What is a Wetland?
Wetlands are areas where water covers the soil, or is present either at or near the surface of the soil all year or for varying periods of time during the year. They are characterized by their distinctive soils, plants, and hydrology (how water moves in and out of an ecosystem). Common types of wetlands are marshes, swamps, and bogs.
What are the benefits of Wetlands?
Wetlands were once regarded as wastelands. We now know that wetlands are an integral part of the environment and offer a number of important benefits to both people and wildlife including:
- Water storage – wetlands act as a sponge to absorb water during floods and slowly release the water back during droughts. They also slow down the water’s momentum and decrease erosion.
- Water filtration – wetlands allow pollutants like sediments and nutrients to be absorbed or settle to improve water quality.
- Habitat and nurseries– wetlands are diverse ecosystems that are home to a wide variety of plants and animals.
- Recreation – wetlands offer opportunities to hike, birdwatch, canoe and enjoy nature along with educational opportunities for youth and adults alike
Reduction of mosquito populations – a healthy, functioning wetland can actually reduce mosquito populations by providing proper habitat for the natural enemies of mosquitos and by preventing or reducing flooding.
What can you do to preserve Wetlands?
According to EPA.gov, nearly 75 percent of all wetlands are privately owned. Therefore, it is very important that the public understand and value wetlands and work to protect them. You can help preserve wetlands in your watershed by:
- Learning about the wetlands and the surrounding watershed in your area.
- Informing neighbors, developers, and state and local governments about the important role wetlands play.
- Maintaining wetlands and adjacent buffer strips as open space.
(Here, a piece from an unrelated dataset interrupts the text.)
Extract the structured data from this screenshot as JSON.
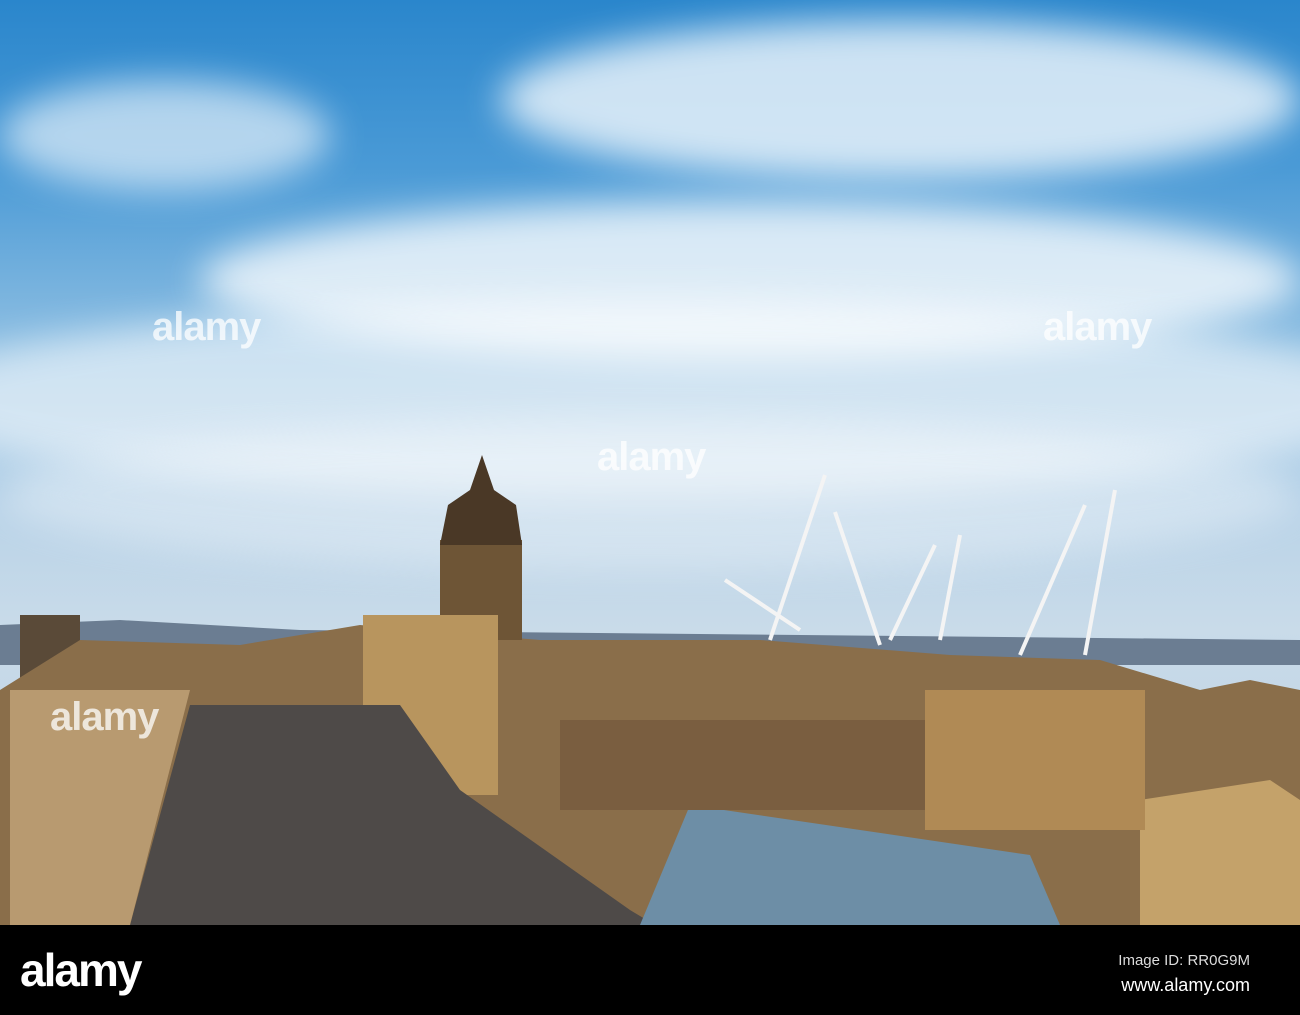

- Planting native vegetation on your property and removing invasive species.
To learn more about wetlands visit https://www.epa.gov/wetlands.